> _The task_
In the records below, find each line with the word "title" and copy it.

+++

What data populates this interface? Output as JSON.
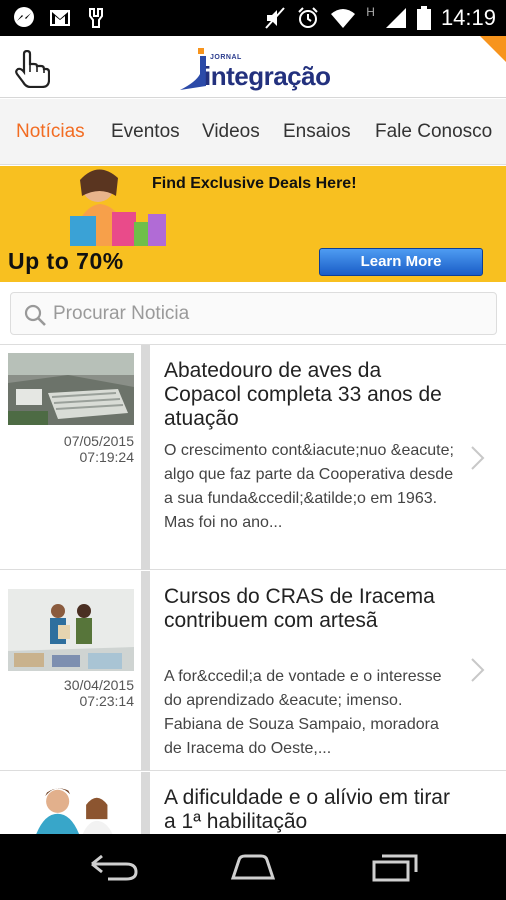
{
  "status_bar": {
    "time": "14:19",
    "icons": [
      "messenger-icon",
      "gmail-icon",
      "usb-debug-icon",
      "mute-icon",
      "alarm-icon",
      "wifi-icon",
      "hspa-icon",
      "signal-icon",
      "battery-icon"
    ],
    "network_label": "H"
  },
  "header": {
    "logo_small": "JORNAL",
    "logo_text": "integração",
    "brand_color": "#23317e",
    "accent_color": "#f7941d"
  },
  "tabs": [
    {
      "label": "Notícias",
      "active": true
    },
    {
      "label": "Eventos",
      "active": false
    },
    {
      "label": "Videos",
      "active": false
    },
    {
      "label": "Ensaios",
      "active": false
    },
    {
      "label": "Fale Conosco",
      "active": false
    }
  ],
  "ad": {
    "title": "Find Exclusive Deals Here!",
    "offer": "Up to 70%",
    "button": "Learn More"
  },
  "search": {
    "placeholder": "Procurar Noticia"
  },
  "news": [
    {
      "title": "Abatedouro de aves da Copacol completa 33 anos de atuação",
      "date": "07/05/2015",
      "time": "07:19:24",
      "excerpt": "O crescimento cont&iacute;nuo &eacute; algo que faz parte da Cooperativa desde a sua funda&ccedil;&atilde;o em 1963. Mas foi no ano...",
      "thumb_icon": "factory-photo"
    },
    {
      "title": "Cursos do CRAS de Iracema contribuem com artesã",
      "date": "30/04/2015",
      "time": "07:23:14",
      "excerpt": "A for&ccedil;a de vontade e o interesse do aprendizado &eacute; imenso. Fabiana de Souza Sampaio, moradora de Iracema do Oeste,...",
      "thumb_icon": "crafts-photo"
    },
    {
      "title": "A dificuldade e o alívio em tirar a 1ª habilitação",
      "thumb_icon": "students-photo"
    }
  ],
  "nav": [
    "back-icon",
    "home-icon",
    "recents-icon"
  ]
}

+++

> _Answer section_
    "title": "Find Exclusive Deals Here!",
      "title": "Abatedouro de aves da Copacol completa 33 anos de atuação",
      "title": "Cursos do CRAS de Iracema contribuem com artesã",
      "title": "A dificuldade e o alívio em tirar a 1ª habilitação",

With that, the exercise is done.